Problem to work on: Set down every entry again exactly as it stands below.

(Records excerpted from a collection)
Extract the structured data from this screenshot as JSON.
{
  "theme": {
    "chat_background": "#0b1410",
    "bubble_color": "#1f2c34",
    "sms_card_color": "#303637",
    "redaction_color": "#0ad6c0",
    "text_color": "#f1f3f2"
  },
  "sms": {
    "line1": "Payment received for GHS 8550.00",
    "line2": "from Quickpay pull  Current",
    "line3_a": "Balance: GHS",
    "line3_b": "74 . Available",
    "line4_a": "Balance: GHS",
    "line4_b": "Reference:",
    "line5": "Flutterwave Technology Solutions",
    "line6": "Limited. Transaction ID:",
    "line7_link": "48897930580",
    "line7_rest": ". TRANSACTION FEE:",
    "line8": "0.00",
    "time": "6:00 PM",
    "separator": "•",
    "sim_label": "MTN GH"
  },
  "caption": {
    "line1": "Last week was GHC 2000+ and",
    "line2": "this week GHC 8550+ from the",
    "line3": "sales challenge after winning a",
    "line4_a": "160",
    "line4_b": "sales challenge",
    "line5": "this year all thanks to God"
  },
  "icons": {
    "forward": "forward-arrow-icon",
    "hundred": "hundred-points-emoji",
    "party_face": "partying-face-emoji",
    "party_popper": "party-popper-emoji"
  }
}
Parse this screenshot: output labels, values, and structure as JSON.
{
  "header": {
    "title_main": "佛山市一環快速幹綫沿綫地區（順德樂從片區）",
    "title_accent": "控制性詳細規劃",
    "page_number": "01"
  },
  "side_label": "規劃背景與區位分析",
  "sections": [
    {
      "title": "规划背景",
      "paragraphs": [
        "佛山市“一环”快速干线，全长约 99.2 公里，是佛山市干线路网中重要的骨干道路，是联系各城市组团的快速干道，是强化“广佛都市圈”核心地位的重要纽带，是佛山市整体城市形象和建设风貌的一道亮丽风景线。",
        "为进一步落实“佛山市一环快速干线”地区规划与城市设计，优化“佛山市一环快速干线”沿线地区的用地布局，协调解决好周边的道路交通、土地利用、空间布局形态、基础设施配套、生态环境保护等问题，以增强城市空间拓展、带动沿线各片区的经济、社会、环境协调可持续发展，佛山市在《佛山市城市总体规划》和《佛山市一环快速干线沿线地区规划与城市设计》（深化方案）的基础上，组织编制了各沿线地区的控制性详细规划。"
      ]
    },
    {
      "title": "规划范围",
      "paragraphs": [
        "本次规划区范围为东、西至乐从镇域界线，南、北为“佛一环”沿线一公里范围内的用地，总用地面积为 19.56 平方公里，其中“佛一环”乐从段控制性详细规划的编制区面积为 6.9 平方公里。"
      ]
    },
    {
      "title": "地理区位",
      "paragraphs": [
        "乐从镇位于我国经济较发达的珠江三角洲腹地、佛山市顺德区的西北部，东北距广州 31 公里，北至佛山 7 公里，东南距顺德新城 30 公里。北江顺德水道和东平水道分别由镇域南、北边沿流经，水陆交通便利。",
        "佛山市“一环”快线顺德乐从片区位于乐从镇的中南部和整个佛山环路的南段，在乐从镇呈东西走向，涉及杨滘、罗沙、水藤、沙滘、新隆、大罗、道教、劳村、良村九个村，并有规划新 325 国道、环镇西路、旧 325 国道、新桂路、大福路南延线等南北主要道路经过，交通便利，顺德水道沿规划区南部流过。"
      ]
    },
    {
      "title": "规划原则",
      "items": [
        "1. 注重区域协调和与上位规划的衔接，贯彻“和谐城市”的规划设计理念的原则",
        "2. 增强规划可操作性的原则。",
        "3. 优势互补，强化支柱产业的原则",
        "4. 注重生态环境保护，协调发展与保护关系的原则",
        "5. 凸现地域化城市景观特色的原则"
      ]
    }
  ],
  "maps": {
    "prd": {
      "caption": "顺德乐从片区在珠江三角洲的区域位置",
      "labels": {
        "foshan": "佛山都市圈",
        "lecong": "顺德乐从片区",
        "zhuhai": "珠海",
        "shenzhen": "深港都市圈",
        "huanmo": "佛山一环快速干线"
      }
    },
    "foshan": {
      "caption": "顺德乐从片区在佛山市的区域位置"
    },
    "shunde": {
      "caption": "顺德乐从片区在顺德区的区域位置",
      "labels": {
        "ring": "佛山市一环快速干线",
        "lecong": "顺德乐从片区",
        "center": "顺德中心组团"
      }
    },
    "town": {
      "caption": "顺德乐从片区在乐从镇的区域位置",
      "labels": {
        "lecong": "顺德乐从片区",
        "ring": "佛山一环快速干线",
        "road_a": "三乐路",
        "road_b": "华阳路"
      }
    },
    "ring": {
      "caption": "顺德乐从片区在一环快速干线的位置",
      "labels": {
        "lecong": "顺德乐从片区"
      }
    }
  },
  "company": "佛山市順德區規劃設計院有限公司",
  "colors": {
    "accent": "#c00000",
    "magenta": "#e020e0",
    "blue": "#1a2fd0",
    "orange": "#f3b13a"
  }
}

Answer to the problem:
Extract the structured data from this screenshot as JSON.
{
  "theme": {
    "chat_background": "#0b1410",
    "bubble_color": "#1f2c34",
    "sms_card_color": "#303637",
    "redaction_color": "#0ad6c0",
    "text_color": "#f1f3f2"
  },
  "sms": {
    "line1": "Payment received for GHS 8550.00",
    "line2": "from Quickpay pull  Current",
    "line3_a": "Balance: GHS",
    "line3_b": "74 . Available",
    "line4_a": "Balance: GHS",
    "line4_b": "Reference:",
    "line5": "Flutterwave Technology Solutions",
    "line6": "Limited. Transaction ID:",
    "line7_link": "48897930580",
    "line7_rest": ". TRANSACTION FEE:",
    "line8": "0.00",
    "time": "6:00 PM",
    "separator": "•",
    "sim_label": "MTN GH"
  },
  "caption": {
    "line1": "Last week was GHC 2000+ and",
    "line2": "this week GHC 8550+ from the",
    "line3": "sales challenge after winning a",
    "line4_a": "160",
    "line4_b": "sales challenge",
    "line5": "this year all thanks to God"
  },
  "icons": {
    "forward": "forward-arrow-icon",
    "hundred": "hundred-points-emoji",
    "party_face": "partying-face-emoji",
    "party_popper": "party-popper-emoji"
  }
}
Parse this screenshot: output labels, values, and structure as JSON.
{
  "header": {
    "title_main": "佛山市一環快速幹綫沿綫地區（順德樂從片區）",
    "title_accent": "控制性詳細規劃",
    "page_number": "01"
  },
  "side_label": "規劃背景與區位分析",
  "sections": [
    {
      "title": "规划背景",
      "paragraphs": [
        "佛山市“一环”快速干线，全长约 99.2 公里，是佛山市干线路网中重要的骨干道路，是联系各城市组团的快速干道，是强化“广佛都市圈”核心地位的重要纽带，是佛山市整体城市形象和建设风貌的一道亮丽风景线。",
        "为进一步落实“佛山市一环快速干线”地区规划与城市设计，优化“佛山市一环快速干线”沿线地区的用地布局，协调解决好周边的道路交通、土地利用、空间布局形态、基础设施配套、生态环境保护等问题，以增强城市空间拓展、带动沿线各片区的经济、社会、环境协调可持续发展，佛山市在《佛山市城市总体规划》和《佛山市一环快速干线沿线地区规划与城市设计》（深化方案）的基础上，组织编制了各沿线地区的控制性详细规划。"
      ]
    },
    {
      "title": "规划范围",
      "paragraphs": [
        "本次规划区范围为东、西至乐从镇域界线，南、北为“佛一环”沿线一公里范围内的用地，总用地面积为 19.56 平方公里，其中“佛一环”乐从段控制性详细规划的编制区面积为 6.9 平方公里。"
      ]
    },
    {
      "title": "地理区位",
      "paragraphs": [
        "乐从镇位于我国经济较发达的珠江三角洲腹地、佛山市顺德区的西北部，东北距广州 31 公里，北至佛山 7 公里，东南距顺德新城 30 公里。北江顺德水道和东平水道分别由镇域南、北边沿流经，水陆交通便利。",
        "佛山市“一环”快线顺德乐从片区位于乐从镇的中南部和整个佛山环路的南段，在乐从镇呈东西走向，涉及杨滘、罗沙、水藤、沙滘、新隆、大罗、道教、劳村、良村九个村，并有规划新 325 国道、环镇西路、旧 325 国道、新桂路、大福路南延线等南北主要道路经过，交通便利，顺德水道沿规划区南部流过。"
      ]
    },
    {
      "title": "规划原则",
      "items": [
        "1. 注重区域协调和与上位规划的衔接，贯彻“和谐城市”的规划设计理念的原则",
        "2. 增强规划可操作性的原则。",
        "3. 优势互补，强化支柱产业的原则",
        "4. 注重生态环境保护，协调发展与保护关系的原则",
        "5. 凸现地域化城市景观特色的原则"
      ]
    }
  ],
  "maps": {
    "prd": {
      "caption": "顺德乐从片区在珠江三角洲的区域位置",
      "labels": {
        "foshan": "佛山都市圈",
        "lecong": "顺德乐从片区",
        "zhuhai": "珠海",
        "shenzhen": "深港都市圈",
        "huanmo": "佛山一环快速干线"
      }
    },
    "foshan": {
      "caption": "顺德乐从片区在佛山市的区域位置"
    },
    "shunde": {
      "caption": "顺德乐从片区在顺德区的区域位置",
      "labels": {
        "ring": "佛山市一环快速干线",
        "lecong": "顺德乐从片区",
        "center": "顺德中心组团"
      }
    },
    "town": {
      "caption": "顺德乐从片区在乐从镇的区域位置",
      "labels": {
        "lecong": "顺德乐从片区",
        "ring": "佛山一环快速干线",
        "road_a": "三乐路",
        "road_b": "华阳路"
      }
    },
    "ring": {
      "caption": "顺德乐从片区在一环快速干线的位置",
      "labels": {
        "lecong": "顺德乐从片区"
      }
    }
  },
  "company": "佛山市順德區規劃設計院有限公司",
  "colors": {
    "accent": "#c00000",
    "magenta": "#e020e0",
    "blue": "#1a2fd0",
    "orange": "#f3b13a"
  }
}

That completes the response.